When I got to the accident scene, there were a couple of ambulances, the paramedic truck and four cop cars. The rain was still pouring, and there stood Piper in the middle of the five blocked off lanes, her pixie self looking all the tinier given the surroundings and props and weather. Our gentle giant was in shock, walking around asking everyone if they were okay. At first it appeared that only one person in the red car –teh driver– was injured. They were busy prying her door open and bracing her up. They eventually put her on a board and loaded her into one of the ambos. Within minutes, though, Piper was hurting and swelling, her knee and neck and shoulder pretty jacked.

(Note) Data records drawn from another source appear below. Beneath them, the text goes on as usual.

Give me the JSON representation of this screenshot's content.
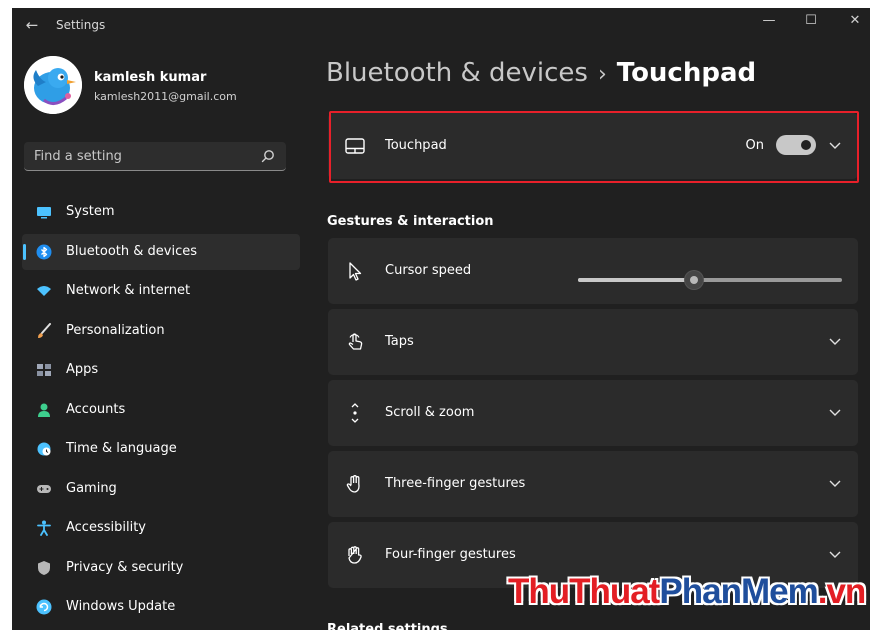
{
  "window": {
    "title": "Settings",
    "back_icon": "back-arrow-icon"
  },
  "controls": [
    "minimize-icon",
    "maximize-icon",
    "close-icon"
  ],
  "profile": {
    "name": "kamlesh kumar",
    "email": "kamlesh2011@gmail.com"
  },
  "search": {
    "placeholder": "Find a setting"
  },
  "sidebar": {
    "items": [
      {
        "label": "System",
        "icon": "system-icon",
        "color": "#4cc2ff"
      },
      {
        "label": "Bluetooth & devices",
        "icon": "bluetooth-icon",
        "color": "#1f8ef0",
        "active": true
      },
      {
        "label": "Network & internet",
        "icon": "network-icon",
        "color": "#4cc2ff"
      },
      {
        "label": "Personalization",
        "icon": "brush-icon",
        "color": "#f0a050"
      },
      {
        "label": "Apps",
        "icon": "apps-icon",
        "color": "#a0a8b8"
      },
      {
        "label": "Accounts",
        "icon": "accounts-icon",
        "color": "#3ecf8e"
      },
      {
        "label": "Time & language",
        "icon": "globe-icon",
        "color": "#4cc2ff"
      },
      {
        "label": "Gaming",
        "icon": "gamepad-icon",
        "color": "#b8b8b8"
      },
      {
        "label": "Accessibility",
        "icon": "accessibility-icon",
        "color": "#4cc2ff"
      },
      {
        "label": "Privacy & security",
        "icon": "shield-icon",
        "color": "#b8b8b8"
      },
      {
        "label": "Windows Update",
        "icon": "update-icon",
        "color": "#4cc2ff"
      }
    ]
  },
  "breadcrumb": {
    "parent": "Bluetooth & devices",
    "separator": "›",
    "current": "Touchpad"
  },
  "touchpad": {
    "label": "Touchpad",
    "state": "On",
    "enabled": true
  },
  "section": {
    "title": "Gestures & interaction"
  },
  "cursor_speed": {
    "label": "Cursor speed",
    "value": 0.44
  },
  "settings": [
    {
      "label": "Taps",
      "icon": "tap-icon"
    },
    {
      "label": "Scroll & zoom",
      "icon": "scroll-icon"
    },
    {
      "label": "Three-finger gestures",
      "icon": "three-finger-icon"
    },
    {
      "label": "Four-finger gestures",
      "icon": "four-finger-icon"
    }
  ],
  "related": {
    "title": "Related settings"
  },
  "watermark": {
    "part1": "ThuThuat",
    "part2": "PhanMem",
    "part3": ".vn"
  },
  "colors": {
    "accent": "#4cc2ff",
    "highlight": "#e8202a",
    "background": "#202020",
    "card": "#2b2b2b"
  }
}
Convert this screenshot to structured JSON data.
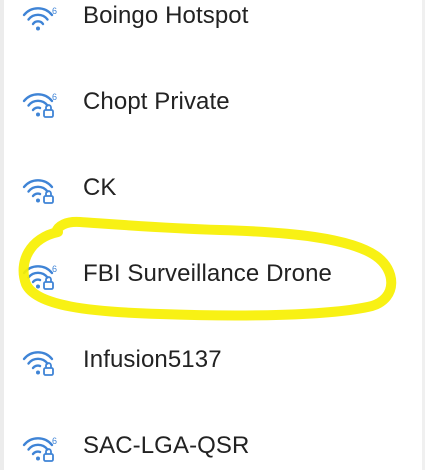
{
  "wifi_list": {
    "networks": [
      {
        "name": "Boingo Hotspot",
        "icon": "wifi-6-icon",
        "secured": false
      },
      {
        "name": "Chopt Private",
        "icon": "wifi-6-lock-icon",
        "secured": true
      },
      {
        "name": "CK",
        "icon": "wifi-lock-icon",
        "secured": true
      },
      {
        "name": "FBI Surveillance Drone",
        "icon": "wifi-6-lock-icon",
        "secured": true
      },
      {
        "name": "Infusion5137",
        "icon": "wifi-lock-icon",
        "secured": true
      },
      {
        "name": "SAC-LGA-QSR",
        "icon": "wifi-6-lock-icon",
        "secured": true
      }
    ]
  },
  "colors": {
    "wifi_icon": "#3f84d6",
    "text": "#222222",
    "highlight": "#f7f000"
  }
}
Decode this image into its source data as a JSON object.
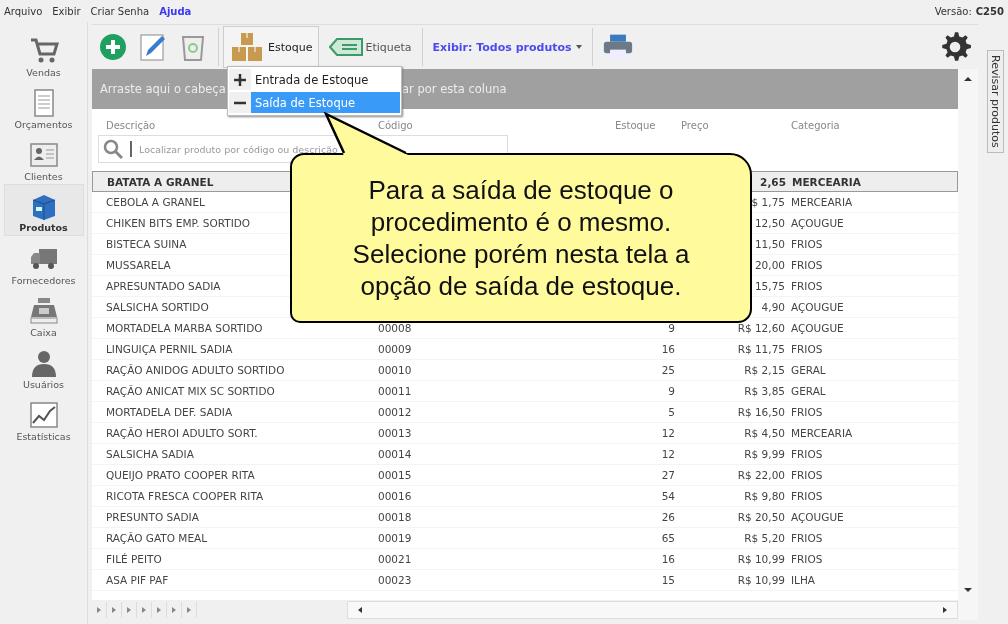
{
  "menu": [
    {
      "label": "Arquivo",
      "kind": "plain"
    },
    {
      "label": "Exibir",
      "kind": "plain"
    },
    {
      "label": "Criar Senha",
      "kind": "plain"
    },
    {
      "label": "Ajuda",
      "kind": "link"
    }
  ],
  "version": {
    "label": "Versão:",
    "value": "C250"
  },
  "sidebar": [
    {
      "label": "Vendas",
      "selected": false
    },
    {
      "label": "Orçamentos",
      "selected": false
    },
    {
      "label": "Clientes",
      "selected": false
    },
    {
      "label": "Produtos",
      "selected": true
    },
    {
      "label": "Fornecedores",
      "selected": false
    },
    {
      "label": "Caixa",
      "selected": false
    },
    {
      "label": "Usuários",
      "selected": false
    },
    {
      "label": "Estatísticas",
      "selected": false
    }
  ],
  "toolbar": {
    "stock_button": "Estoque",
    "label_button": "Etiqueta",
    "filter": "Exibir: Todos produtos"
  },
  "stock_menu": [
    {
      "label": "Entrada de Estoque",
      "selected": false
    },
    {
      "label": "Saída de Estoque",
      "selected": true
    }
  ],
  "group_bar": {
    "left": "Arraste aqui o cabeça",
    "right": "ar por esta coluna"
  },
  "columns": [
    "Descrição",
    "Código",
    "Estoque",
    "Preço",
    "Categoria"
  ],
  "search": {
    "placeholder": "Localizar produto por código ou descrição"
  },
  "rows": [
    {
      "description": "BATATA A GRANEL",
      "price": "2,65",
      "category": "MERCEARIA",
      "selected": true
    },
    {
      "description": "CEBOLA A GRANEL",
      "price": "$ 1,75",
      "category": "MERCEARIA",
      "selected": false
    },
    {
      "description": "CHIKEN BITS EMP. SORTIDO",
      "price": "12,50",
      "category": "AÇOUGUE",
      "selected": false
    },
    {
      "description": "BISTECA SUINA",
      "price": "11,50",
      "category": "FRIOS",
      "selected": false
    },
    {
      "description": "MUSSARELA",
      "price": "20,00",
      "category": "FRIOS",
      "selected": false
    },
    {
      "description": "APRESUNTADO SADIA",
      "price": "15,75",
      "category": "FRIOS",
      "selected": false
    },
    {
      "description": "SALSICHA  SORTIDO",
      "price": "4,90",
      "category": "AÇOUGUE",
      "selected": false
    },
    {
      "description": "MORTADELA MARBA SORTIDO",
      "code": "00008",
      "stock": "9",
      "price": "R$ 12,60",
      "category": "AÇOUGUE",
      "selected": false
    },
    {
      "description": "LINGUIÇA PERNIL SADIA",
      "code": "00009",
      "stock": "16",
      "price": "R$ 11,75",
      "category": "FRIOS",
      "selected": false
    },
    {
      "description": "RAÇÃO ANIDOG ADULTO SORTIDO",
      "code": "00010",
      "stock": "25",
      "price": "R$ 2,15",
      "category": "GERAL",
      "selected": false
    },
    {
      "description": "RAÇÃO ANICAT MIX SC SORTIDO",
      "code": "00011",
      "stock": "9",
      "price": "R$ 3,85",
      "category": "GERAL",
      "selected": false
    },
    {
      "description": "MORTADELA DEF. SADIA",
      "code": "00012",
      "stock": "5",
      "price": "R$ 16,50",
      "category": "FRIOS",
      "selected": false
    },
    {
      "description": "RAÇÃO HEROI ADULTO SORT.",
      "code": "00013",
      "stock": "12",
      "price": "R$ 4,50",
      "category": "MERCEARIA",
      "selected": false
    },
    {
      "description": "SALSICHA SADIA",
      "code": "00014",
      "stock": "12",
      "price": "R$ 9,99",
      "category": "FRIOS",
      "selected": false
    },
    {
      "description": "QUEIJO PRATO COOPER RITA",
      "code": "00015",
      "stock": "27",
      "price": "R$ 22,00",
      "category": "FRIOS",
      "selected": false
    },
    {
      "description": "RICOTA FRESCA COOPER RITA",
      "code": "00016",
      "stock": "54",
      "price": "R$ 9,80",
      "category": "FRIOS",
      "selected": false
    },
    {
      "description": "PRESUNTO  SADIA",
      "code": "00018",
      "stock": "26",
      "price": "R$ 20,50",
      "category": "AÇOUGUE",
      "selected": false
    },
    {
      "description": "RAÇÃO GATO MEAL",
      "code": "00019",
      "stock": "65",
      "price": "R$ 5,20",
      "category": "FRIOS",
      "selected": false
    },
    {
      "description": "FILÉ PEITO",
      "code": "00021",
      "stock": "16",
      "price": "R$ 10,99",
      "category": "FRIOS",
      "selected": false
    },
    {
      "description": "ASA PIF PAF",
      "code": "00023",
      "stock": "15",
      "price": "R$ 10,99",
      "category": "ILHA",
      "selected": false
    }
  ],
  "side_tab": "Revisar produtos",
  "callout": [
    "Para a saída de estoque o",
    "procedimento é o mesmo.",
    "Selecione porém nesta tela a",
    "opção de saída de estoque."
  ]
}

I knew most of the guys working the scene; some of them were patients of mine and some have swilled a beer or two with me on occasion. They hugged my neck, gave me direction, answered my questions. When the giant’s daddy got there (he is a near-giant himself), I gathered up Piper and loaded her into the car. The startled little ones scrambled to make room for her in the Magical Superior Stealth vehicle, petting and kissing their big sister.
“Oh Piper,” Lili exclaimed, “you are not dead and we are all so LUCKY.” Mathias held her hand all the way to the doctor’s office; she lies back there doped to the gills right now until I can get her to the MRI place tomorrow.
No one can ever, ever convince me that there is not a God and He does not hold me in some sort of favor, because everything over the last handful of days could have bounced in such a horribly different direction. I’ve told you all before that I am Wretched, and I’ve told you before that I’m Blessed.
The latter exists, thankfully, far and away in spite of the former.